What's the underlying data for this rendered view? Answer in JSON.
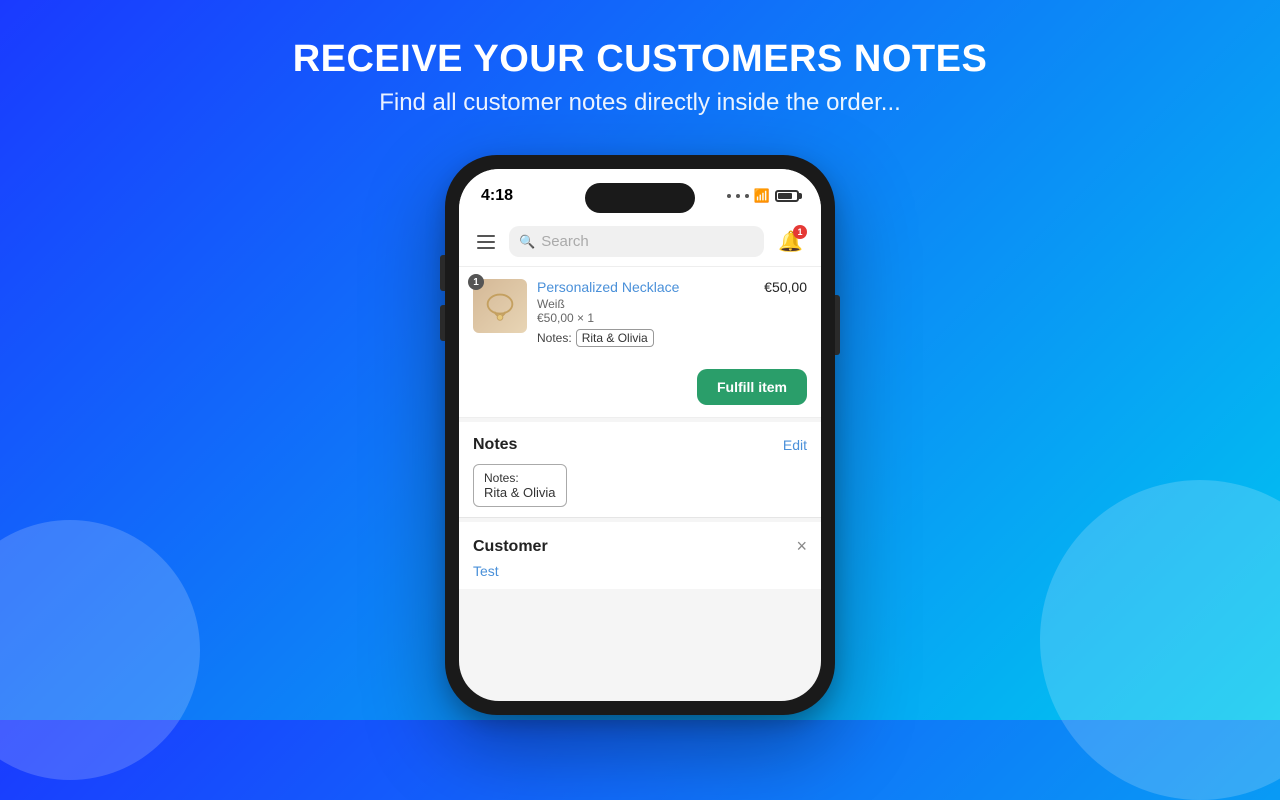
{
  "background": {
    "gradient_start": "#1a3aff",
    "gradient_end": "#00c8f0"
  },
  "header": {
    "main_title": "RECEIVE YOUR CUSTOMERS NOTES",
    "sub_title": "Find all customer notes directly inside the order..."
  },
  "phone": {
    "status_bar": {
      "time": "4:18",
      "badge_count": "1"
    },
    "topbar": {
      "search_placeholder": "Search",
      "bell_badge": "1"
    },
    "order_item": {
      "badge": "1",
      "title": "Personalized Necklace",
      "variant": "Weiß",
      "price_qty": "€50,00 × 1",
      "notes_label": "Notes:",
      "notes_value": "Rita & Olivia",
      "price": "€50,00"
    },
    "fulfill_button": "Fulfill item",
    "notes_section": {
      "title": "Notes",
      "edit_label": "Edit",
      "notes_label": "Notes:",
      "notes_value": "Rita & Olivia"
    },
    "customer_section": {
      "title": "Customer",
      "customer_name": "Test"
    }
  }
}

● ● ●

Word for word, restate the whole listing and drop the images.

What's the underlying data for this rendered view? Answer in JSON.
{
  "background": {
    "gradient_start": "#1a3aff",
    "gradient_end": "#00c8f0"
  },
  "header": {
    "main_title": "RECEIVE YOUR CUSTOMERS NOTES",
    "sub_title": "Find all customer notes directly inside the order..."
  },
  "phone": {
    "status_bar": {
      "time": "4:18",
      "badge_count": "1"
    },
    "topbar": {
      "search_placeholder": "Search",
      "bell_badge": "1"
    },
    "order_item": {
      "badge": "1",
      "title": "Personalized Necklace",
      "variant": "Weiß",
      "price_qty": "€50,00 × 1",
      "notes_label": "Notes:",
      "notes_value": "Rita & Olivia",
      "price": "€50,00"
    },
    "fulfill_button": "Fulfill item",
    "notes_section": {
      "title": "Notes",
      "edit_label": "Edit",
      "notes_label": "Notes:",
      "notes_value": "Rita & Olivia"
    },
    "customer_section": {
      "title": "Customer",
      "customer_name": "Test"
    }
  }
}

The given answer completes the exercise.